_Data under study_
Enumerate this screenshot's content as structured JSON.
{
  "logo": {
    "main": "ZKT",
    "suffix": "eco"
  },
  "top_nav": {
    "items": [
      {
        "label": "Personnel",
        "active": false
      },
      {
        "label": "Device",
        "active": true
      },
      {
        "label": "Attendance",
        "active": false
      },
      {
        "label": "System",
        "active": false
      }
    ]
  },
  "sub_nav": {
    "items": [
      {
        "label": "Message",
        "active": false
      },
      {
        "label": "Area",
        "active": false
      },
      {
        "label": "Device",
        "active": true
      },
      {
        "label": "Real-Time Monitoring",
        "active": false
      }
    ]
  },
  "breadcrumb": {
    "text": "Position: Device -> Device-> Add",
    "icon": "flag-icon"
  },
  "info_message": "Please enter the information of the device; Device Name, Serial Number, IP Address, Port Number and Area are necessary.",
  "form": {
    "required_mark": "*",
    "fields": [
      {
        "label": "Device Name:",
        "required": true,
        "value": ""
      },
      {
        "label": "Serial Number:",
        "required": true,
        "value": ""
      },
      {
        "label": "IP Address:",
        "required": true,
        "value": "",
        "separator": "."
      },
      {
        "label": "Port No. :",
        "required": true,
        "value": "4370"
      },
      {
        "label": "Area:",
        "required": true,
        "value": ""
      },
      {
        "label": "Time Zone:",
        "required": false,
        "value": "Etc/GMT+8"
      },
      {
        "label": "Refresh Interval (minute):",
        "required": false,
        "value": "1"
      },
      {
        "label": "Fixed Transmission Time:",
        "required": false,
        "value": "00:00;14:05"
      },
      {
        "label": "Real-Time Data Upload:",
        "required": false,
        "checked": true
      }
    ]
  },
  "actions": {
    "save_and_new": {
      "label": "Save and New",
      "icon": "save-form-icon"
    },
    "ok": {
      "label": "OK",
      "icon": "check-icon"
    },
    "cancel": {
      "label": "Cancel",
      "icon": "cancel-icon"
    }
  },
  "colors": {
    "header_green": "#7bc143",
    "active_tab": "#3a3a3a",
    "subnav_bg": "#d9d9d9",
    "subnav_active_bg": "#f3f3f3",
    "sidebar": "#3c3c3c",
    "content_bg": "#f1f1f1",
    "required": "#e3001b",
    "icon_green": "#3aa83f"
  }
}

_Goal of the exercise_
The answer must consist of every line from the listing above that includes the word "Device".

_Answer to the exercise_
        "label": "Device",
        "label": "Device",
    "text": "Position: Device -> Device-> Add",
  "info_message": "Please enter the information of the device; Device Name, Serial Number, IP Address, Port Number and Area are necessary.",
        "label": "Device Name:",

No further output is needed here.